With our water bills about to go up a hefty 28.2 percent over six years - on top of a 33 percent price hike just a few short years ago in 2010 - you'd think Duluth and Duluth-area residents would be splashing mad. You'd think they'd be packing public meetings.

But only about 20 people attended a chamber-sponsored public forum this week on the proposed rate hike - and at least three of them were city leaders there to explain while another handful were Duluth Area Chamber of Commerce officials there to host and several more were media types on hand to report.

Nonetheless, it easily was the best-attended public gathering so far on the water-rate increase proposed in May by the Duluth Public Utilities Commission. Two previous public meetings attracted a grand total of three citizens.

"All we can do is provide the opportunity" for water users to learn more and to weigh in, chamber President and CEO David Ross said at the forum Tuesday morning at Valentini's restaurant on London Road. "This is a big deal."

It really is, even if Duluthians aren't taking notice. In addition to water system maintenance needs - some planned for and others that pop up unexpectedly - water pipes in Duluth are breaking or springing leaks nearly 300 times a year. And each time costs about $7,000 to fix, so that's nearly $2 million a year in spending on pipes. Back in the 1970s we had maybe three to five leaks or breaks a year, Eric Shaffer, Duluth's chief engineer of utilities, said at the forum.

The simple reality: our pipes are aging, rapidly, now. They're breaking down and in need of replacement, also now. Cast-iron water pipes dating back to the 1880s and 1890s were expected to last about 120 to 130 years. They're coming to the ends of their lives. Pipes installed in the 1910s had expected lifespans of about 100 years. That's coming to an end, too. And pipes put in in the 1960s and 1970s were expected to need replacement within about 50 to 60 years, which also is now.

Making matters worse, ductile iron pipes installed in Duluth in the 1990s proved to be incompatible with our clay soils. They're corroding and failing prematurely, Shaffer has said.

The Public Utilities Commission's proposal isn't even enough to really tackle the issue. But it would put the Duluth water utility's annual capital budget at $5 million, about double what it is now, and enough for the city to at least keep pace with problems. Also, it's a rate increase most Duluth-area water users should be able to absorb.

And maybe that's why they're not turning out in droves, because the proposal seems reasonable and necessary.
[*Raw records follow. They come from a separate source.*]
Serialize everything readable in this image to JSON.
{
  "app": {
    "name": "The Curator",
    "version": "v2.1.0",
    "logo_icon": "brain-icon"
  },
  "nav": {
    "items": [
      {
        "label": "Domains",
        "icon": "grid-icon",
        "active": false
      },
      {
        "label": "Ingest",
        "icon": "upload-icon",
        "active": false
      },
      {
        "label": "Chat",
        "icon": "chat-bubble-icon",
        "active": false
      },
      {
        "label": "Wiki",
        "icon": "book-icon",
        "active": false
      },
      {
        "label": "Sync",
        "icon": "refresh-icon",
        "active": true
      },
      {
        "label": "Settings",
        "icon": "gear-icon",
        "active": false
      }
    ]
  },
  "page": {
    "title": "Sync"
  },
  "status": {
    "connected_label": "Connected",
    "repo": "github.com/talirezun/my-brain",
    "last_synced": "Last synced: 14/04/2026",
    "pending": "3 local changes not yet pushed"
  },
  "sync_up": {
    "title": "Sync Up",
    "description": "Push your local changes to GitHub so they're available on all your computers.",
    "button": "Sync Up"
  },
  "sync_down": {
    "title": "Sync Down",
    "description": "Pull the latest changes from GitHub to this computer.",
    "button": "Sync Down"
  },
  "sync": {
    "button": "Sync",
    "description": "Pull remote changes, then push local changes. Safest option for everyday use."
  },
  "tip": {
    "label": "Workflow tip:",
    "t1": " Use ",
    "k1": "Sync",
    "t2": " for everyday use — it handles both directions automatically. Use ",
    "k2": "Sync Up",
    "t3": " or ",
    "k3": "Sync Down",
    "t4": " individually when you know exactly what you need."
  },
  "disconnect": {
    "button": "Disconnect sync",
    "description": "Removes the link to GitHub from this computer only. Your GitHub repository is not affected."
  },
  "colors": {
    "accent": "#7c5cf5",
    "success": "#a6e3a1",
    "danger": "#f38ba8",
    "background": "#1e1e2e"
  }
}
"We have a lot of low-income ratepayers in the system, and we have to be very thoughtful about those payers," said Jennifer Julsrud, vice president of the Duluth Public Utilities Commission. "We don't want to overburden people. ... (In addition), we have heard repeatedly from the business community that they want to be able to plan for this and budget for it, for any kind of rate increase. They want it spread out and predictable over a number of years. And so that's kind of what we've done."

"If I was in charge of the city and it was up to me," Shaffer said, "I would have said we need $10 million a year for 10 years to put $100 million into the water system. But the reality is people in Duluth and in the county have only so much money. ... If we can get $5 million a year, we should be able to get to our (goal of) four miles a year of pipe (replacement). ... Any year we don't put in four miles of pipe, the city is going backwards."

Duluth has had a comprehensive water system plan since about 2000. It prioritizes replacing pipes that are breaking most frequently, and it coordinates pipe work with road construction to reduce costs. As the worst pipes are replaced, it would make sense that annual maintenance costs will go down.

Users of Duluth's municipal water system will have at least two more opportunities to weigh in on the proposed rate hike prior to a final vote by the City Council. That vote is expected this fall, Jim Benning, Duluth's director of public works and utilities, told News Tribune Editorial Board members last month. Those additional public hearings aren't scheduled yet.

If approved, the first of the annual rate increases would take effect Jan. 1. Water users would be wise not to wait until then to engage on the issue or to be part of the conversation.